The Special Select Committee we have now, its authority and powers are based on the motions of the Dewan Rakyat and that doesn’t bind those on the outside, just MPs. That’s why when some of the chairmen (of select committees) complained about government officers refusing to come to Parliament, it’s because the government officers knew that it (the committees) have no power to call them up. They know they don’t need to comply.
So the government is happy because nobody is supervising them. They can do what they like. They built roads using money that was approved for building bridges and so on because the tradition is that, the government does not want to be supervised.
They are ministers, so why should they be supervised by you? Why should the Cabinet be told by Parliament this or that is wrong?
This is why the Speakers of those days didn’t want to get involved in this. They were worried about not being appointed again but I don’t care. If they want to remove me tomorrow, they can do that. I’ve got to do the right thing. I’m expecting the government to support me on this because I cannot stand in the Dewan Rakyat and table the law. I have suggested and discussed this with Tan Sri Johari.
As a former Member of Parliament yourself, do you believe MPs should focus more on carrying out their legislative and constitutional functions instead of having to act as a state assemblyman, ketua kampung and perhaps other roles that the constituents expect them to take on?
An MP has to pass the budget, create laws and pass laws made in Parliament. You have to deliberate on the budget and tell the government what’s wrong with the budget. You have to perform the function of Parliament and the Constitution dictates you to do so but here, we have not done that properly.
MPs must know his duties do not include looking at ditches and drains. That’s the work of the local council and state assemblymen. You are part of the bigger group on the top. You must be talking about policies. You need to see that proper balanced development is done, what are the facilities and amenities that the government must provide for the people not only in Kuala Lumpur and the big cities, but also rural areas because they too pay taxes.
How do they deal with the expectations of voters wanting to see their MPs on the ground then? The MPs may be worried that their votes will be affected in the next election.

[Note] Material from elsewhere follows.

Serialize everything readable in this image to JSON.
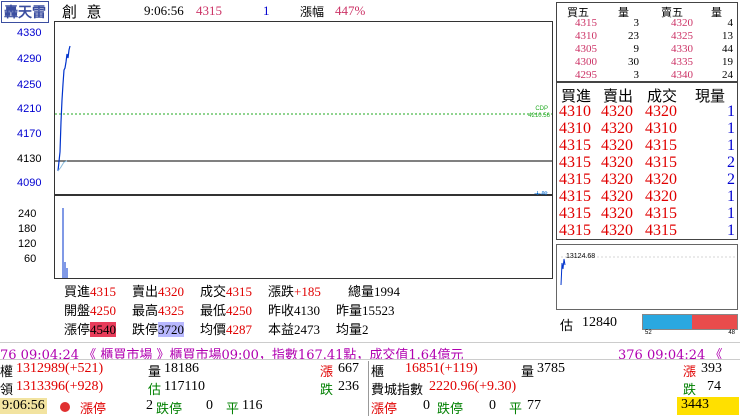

That is because we developed the practice and at the end of the day, MPs become state councillors. The MPs themselves have to make the changes instead of going to every funeral and wedding. In my 32 years as MP, I rarely do all those things, maybe just two or three times a year.
You train your constituents. My way is different and they understand that. Otherwise, if I am expected to go to all weddings, I’ll go crazy. So it all depends on the MPs. I was shifted from Batang Lupar to Santubong (parliamentary seats) and yet people still supported me. So it’s not about people’s demands. It is you who try to be close with people by doing that, it’s your mistake.